Should I have done the same with Theatre on Fire? Maybe so. The show definitely kept moving, and the troupe got their laughs from the audience, even though generally they were doing what's known as "indicating" rather than acting. There was smart, lively work from Craig Houk (even though his character doesn't make much sense) and broader-than-broad, but still effective, playing from Greg Maraio. Crystal Lisbon threw herself into the role of the gender-bending directress of the play-within-a-play, and like her male cohorts, definitely got her share of laughs. The only person doing any internal work, however, was Lisa Caron Driscoll, as the stick-in-the-mud wife who just can't see what "art" there is to be found in a drag show. (By the finale, we kind of saw her point.) The script's failure was certainly none of these people's fault.

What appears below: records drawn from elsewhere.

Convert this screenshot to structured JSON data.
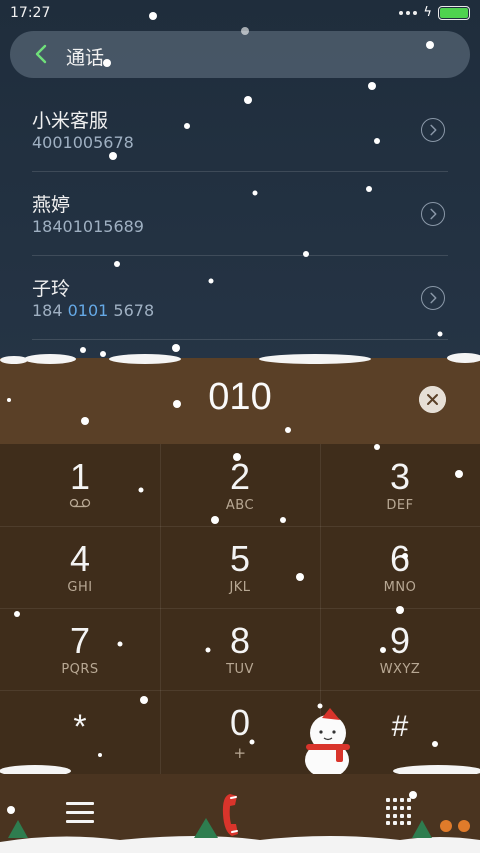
{
  "status_bar": {
    "time": "17:27",
    "battery_level": 1.0
  },
  "header": {
    "title": "通话"
  },
  "contacts": [
    {
      "name": "小米客服",
      "number_parts": [
        "400",
        "1005678"
      ],
      "highlight_index": -1,
      "number_display": "4001005678",
      "num_before": "400",
      "num_match": "",
      "num_after": "1005678"
    },
    {
      "name": "燕婷",
      "num_before": "18401015689",
      "num_match": "",
      "num_after": ""
    },
    {
      "name": "子玲",
      "num_before": "184 ",
      "num_match": "0101",
      "num_after": " 5678"
    }
  ],
  "dialer": {
    "input_value": "010",
    "keys": [
      {
        "digit": "1",
        "letters": ""
      },
      {
        "digit": "2",
        "letters": "ABC"
      },
      {
        "digit": "3",
        "letters": "DEF"
      },
      {
        "digit": "4",
        "letters": "GHI"
      },
      {
        "digit": "5",
        "letters": "JKL"
      },
      {
        "digit": "6",
        "letters": "MNO"
      },
      {
        "digit": "7",
        "letters": "PQRS"
      },
      {
        "digit": "8",
        "letters": "TUV"
      },
      {
        "digit": "9",
        "letters": "WXYZ"
      },
      {
        "digit": "*",
        "letters": ""
      },
      {
        "digit": "0",
        "letters": "+"
      },
      {
        "digit": "#",
        "letters": ""
      }
    ]
  },
  "colors": {
    "accent_green": "#4fd34f",
    "match_blue": "#65a9e6",
    "call_red": "#d9342b"
  },
  "icons": {
    "back": "chevron-left-icon",
    "contact_detail": "chevron-right-circle-icon",
    "clear": "close-circle-icon",
    "voicemail": "voicemail-icon",
    "menu": "menu-icon",
    "call": "phone-call-icon",
    "keypad_toggle": "keypad-grid-icon"
  }
}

But of course it is Jordan Harrison's fault, as well as the fault of a whole cult within the theatrical world today that encourages this kind of thing. It seems strange to say, but once academic theories were constructed to explain the latest drama; now, the latest drama is constructed to explain academic theories. And I do want to say to Paula Vogel: I know you mean well, but you're killing our theatre, so please stop. I'm sure you loved mothering these immature talents, and that was fine as long as everything stayed within the classroom walls at Brown. But what you have done by propelling your protégées onto the professional stage is create an entire genre of juvenilia in American theatre. The juvenile is now a state to be aspired to - one in which 'closure,' and even development, is scorned; one in which the rules of time and space are pointlessly bent, and characters appear and disappear at will, and babble about "a philosophy of hats." And we are expected to be just pleased as punch that little Sarah and Jordan actually finished another play! Please, please, please stop.